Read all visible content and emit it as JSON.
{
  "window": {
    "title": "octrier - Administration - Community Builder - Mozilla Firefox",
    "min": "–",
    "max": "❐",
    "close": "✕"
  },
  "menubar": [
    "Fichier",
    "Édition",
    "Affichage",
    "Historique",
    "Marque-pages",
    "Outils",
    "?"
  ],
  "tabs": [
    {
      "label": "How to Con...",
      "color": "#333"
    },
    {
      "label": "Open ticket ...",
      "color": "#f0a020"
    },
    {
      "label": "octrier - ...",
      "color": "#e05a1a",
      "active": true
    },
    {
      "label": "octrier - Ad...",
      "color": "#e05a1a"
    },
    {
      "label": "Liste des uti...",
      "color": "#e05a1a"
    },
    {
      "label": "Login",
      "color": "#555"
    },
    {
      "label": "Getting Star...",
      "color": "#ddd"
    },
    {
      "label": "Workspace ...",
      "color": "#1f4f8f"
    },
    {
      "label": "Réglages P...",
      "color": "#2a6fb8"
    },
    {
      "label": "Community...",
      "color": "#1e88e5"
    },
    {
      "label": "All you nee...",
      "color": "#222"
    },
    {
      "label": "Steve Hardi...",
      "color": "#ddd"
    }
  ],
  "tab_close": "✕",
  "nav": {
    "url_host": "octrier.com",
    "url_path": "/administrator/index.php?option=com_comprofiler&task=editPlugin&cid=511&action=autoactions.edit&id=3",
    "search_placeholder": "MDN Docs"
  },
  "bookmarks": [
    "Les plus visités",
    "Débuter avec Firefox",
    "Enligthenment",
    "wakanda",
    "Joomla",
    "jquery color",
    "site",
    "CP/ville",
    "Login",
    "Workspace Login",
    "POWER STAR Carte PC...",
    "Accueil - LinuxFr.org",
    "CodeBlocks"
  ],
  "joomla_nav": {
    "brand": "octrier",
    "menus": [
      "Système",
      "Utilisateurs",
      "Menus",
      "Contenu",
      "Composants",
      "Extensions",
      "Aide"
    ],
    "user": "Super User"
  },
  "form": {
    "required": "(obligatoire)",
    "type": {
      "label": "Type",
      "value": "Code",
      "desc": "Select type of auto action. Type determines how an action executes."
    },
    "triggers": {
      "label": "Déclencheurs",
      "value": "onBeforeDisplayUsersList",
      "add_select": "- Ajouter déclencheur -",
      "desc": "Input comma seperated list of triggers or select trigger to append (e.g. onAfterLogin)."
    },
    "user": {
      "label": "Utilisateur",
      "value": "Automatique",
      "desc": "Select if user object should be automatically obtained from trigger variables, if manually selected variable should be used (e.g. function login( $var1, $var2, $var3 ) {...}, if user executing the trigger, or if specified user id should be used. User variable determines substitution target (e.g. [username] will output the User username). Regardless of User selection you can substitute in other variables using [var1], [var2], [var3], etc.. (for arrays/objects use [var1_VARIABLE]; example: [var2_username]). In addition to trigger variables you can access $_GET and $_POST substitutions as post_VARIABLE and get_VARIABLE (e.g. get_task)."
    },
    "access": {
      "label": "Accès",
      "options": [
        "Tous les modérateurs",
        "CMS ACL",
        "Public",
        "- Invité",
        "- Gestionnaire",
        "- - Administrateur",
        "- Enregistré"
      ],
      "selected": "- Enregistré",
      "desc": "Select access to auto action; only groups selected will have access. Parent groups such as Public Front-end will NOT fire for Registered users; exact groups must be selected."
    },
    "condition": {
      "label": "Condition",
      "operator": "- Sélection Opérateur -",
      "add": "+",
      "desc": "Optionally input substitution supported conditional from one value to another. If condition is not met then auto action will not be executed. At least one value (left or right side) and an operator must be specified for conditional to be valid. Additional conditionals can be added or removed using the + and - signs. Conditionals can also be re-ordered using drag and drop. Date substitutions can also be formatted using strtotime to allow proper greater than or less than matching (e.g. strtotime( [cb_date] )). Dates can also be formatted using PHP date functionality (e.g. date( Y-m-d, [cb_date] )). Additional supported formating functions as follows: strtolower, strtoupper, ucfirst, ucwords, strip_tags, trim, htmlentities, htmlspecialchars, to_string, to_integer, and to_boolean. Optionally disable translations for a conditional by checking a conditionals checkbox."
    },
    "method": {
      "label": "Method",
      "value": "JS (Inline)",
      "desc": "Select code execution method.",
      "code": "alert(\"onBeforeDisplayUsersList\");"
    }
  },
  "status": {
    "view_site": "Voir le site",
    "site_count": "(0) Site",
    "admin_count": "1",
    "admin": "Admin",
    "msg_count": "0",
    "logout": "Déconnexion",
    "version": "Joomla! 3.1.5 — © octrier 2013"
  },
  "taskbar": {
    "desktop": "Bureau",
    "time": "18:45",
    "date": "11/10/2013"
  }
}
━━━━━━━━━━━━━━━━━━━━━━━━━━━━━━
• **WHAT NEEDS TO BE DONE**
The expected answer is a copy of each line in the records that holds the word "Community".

• **WRITTEN REPLY**
    "title": "octrier - Administration - Community Builder - Mozilla Firefox",
      "label": "Community...",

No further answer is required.